- **Activity**
Using the records below, copy every line that holds the string "constraintlayout".

- **Entries from a dataset of interfaces**
▶

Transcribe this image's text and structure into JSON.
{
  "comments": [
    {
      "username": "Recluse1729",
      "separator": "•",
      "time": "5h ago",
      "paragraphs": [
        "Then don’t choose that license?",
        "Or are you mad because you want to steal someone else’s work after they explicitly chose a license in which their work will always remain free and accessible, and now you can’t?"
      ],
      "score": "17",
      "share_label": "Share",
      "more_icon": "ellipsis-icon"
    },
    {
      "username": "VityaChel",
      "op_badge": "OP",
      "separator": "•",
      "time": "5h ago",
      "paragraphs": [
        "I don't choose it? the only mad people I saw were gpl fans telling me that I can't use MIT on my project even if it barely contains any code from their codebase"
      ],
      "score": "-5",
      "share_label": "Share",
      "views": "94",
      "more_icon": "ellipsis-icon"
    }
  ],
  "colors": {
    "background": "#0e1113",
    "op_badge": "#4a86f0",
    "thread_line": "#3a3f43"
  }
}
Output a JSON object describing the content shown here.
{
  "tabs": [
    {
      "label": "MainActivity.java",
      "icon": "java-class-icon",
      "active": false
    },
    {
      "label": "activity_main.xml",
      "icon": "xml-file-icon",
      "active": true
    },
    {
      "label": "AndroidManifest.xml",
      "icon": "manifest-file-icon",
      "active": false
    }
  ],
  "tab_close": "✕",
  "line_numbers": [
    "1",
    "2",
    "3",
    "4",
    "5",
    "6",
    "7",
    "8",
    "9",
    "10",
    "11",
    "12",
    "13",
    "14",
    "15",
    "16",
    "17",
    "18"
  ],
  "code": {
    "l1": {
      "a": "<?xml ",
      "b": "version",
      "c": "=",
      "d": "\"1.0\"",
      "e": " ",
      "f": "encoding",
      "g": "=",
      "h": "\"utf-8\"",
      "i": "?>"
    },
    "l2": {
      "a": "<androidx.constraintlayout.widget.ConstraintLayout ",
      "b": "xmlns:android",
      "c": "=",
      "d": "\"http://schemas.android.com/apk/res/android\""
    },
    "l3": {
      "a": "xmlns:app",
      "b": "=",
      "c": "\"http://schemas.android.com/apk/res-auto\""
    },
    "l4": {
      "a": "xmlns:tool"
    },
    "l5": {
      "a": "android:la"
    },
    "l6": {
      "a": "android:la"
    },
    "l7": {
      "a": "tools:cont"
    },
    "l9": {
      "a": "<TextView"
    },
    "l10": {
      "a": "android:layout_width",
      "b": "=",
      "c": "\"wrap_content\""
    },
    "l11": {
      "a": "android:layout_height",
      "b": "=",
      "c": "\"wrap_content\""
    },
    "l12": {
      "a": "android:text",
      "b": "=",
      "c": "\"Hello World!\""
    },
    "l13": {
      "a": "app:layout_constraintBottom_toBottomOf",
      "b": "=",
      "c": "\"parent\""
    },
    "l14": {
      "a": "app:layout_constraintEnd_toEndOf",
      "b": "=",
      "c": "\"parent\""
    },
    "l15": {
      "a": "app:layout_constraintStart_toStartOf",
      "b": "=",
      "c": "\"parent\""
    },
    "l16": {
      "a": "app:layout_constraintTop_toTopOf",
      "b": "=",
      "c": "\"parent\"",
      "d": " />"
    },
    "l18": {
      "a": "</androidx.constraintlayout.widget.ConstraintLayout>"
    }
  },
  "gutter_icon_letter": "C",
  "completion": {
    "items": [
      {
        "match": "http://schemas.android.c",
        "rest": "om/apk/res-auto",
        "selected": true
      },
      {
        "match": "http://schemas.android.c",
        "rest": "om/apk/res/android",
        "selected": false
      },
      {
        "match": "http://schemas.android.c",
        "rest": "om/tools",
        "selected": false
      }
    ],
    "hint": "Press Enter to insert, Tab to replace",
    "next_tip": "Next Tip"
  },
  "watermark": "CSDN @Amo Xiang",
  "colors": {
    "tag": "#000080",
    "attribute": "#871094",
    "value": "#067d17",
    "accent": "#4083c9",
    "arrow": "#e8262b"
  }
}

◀

- **Solution for this exercise**
      "a": "<androidx.constraintlayout.widget.ConstraintLayout ",
      "a": "</androidx.constraintlayout.widget.ConstraintLayout>"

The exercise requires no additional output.